### WORK REQUIRED
What is needed here is every entry, retyped exactly.

### RECORDS PROVIDED
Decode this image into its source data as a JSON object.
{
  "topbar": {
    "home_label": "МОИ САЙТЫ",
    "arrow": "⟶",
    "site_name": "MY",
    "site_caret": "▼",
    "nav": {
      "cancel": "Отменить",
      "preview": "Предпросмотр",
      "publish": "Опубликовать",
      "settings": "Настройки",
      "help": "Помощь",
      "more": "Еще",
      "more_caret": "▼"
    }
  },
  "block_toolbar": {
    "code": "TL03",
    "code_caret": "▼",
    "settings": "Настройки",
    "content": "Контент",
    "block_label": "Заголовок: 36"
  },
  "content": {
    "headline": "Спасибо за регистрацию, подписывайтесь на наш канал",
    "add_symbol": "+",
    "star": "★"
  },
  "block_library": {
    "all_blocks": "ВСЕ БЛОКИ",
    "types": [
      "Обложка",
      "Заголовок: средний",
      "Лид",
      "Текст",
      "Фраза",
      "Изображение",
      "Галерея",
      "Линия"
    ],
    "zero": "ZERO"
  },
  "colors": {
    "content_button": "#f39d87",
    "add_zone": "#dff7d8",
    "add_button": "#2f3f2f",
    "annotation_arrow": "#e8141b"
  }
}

### OUTPUT FOR THIS TASK
Decode this image into its source data as a JSON object.
{
  "topbar": {
    "home_label": "МОИ САЙТЫ",
    "arrow": "⟶",
    "site_name": "MY",
    "site_caret": "▼",
    "nav": {
      "cancel": "Отменить",
      "preview": "Предпросмотр",
      "publish": "Опубликовать",
      "settings": "Настройки",
      "help": "Помощь",
      "more": "Еще",
      "more_caret": "▼"
    }
  },
  "block_toolbar": {
    "code": "TL03",
    "code_caret": "▼",
    "settings": "Настройки",
    "content": "Контент",
    "block_label": "Заголовок: 36"
  },
  "content": {
    "headline": "Спасибо за регистрацию, подписывайтесь на наш канал",
    "add_symbol": "+",
    "star": "★"
  },
  "block_library": {
    "all_blocks": "ВСЕ БЛОКИ",
    "types": [
      "Обложка",
      "Заголовок: средний",
      "Лид",
      "Текст",
      "Фраза",
      "Изображение",
      "Галерея",
      "Линия"
    ],
    "zero": "ZERO"
  },
  "colors": {
    "content_button": "#f39d87",
    "add_zone": "#dff7d8",
    "add_button": "#2f3f2f",
    "annotation_arrow": "#e8141b"
  }
}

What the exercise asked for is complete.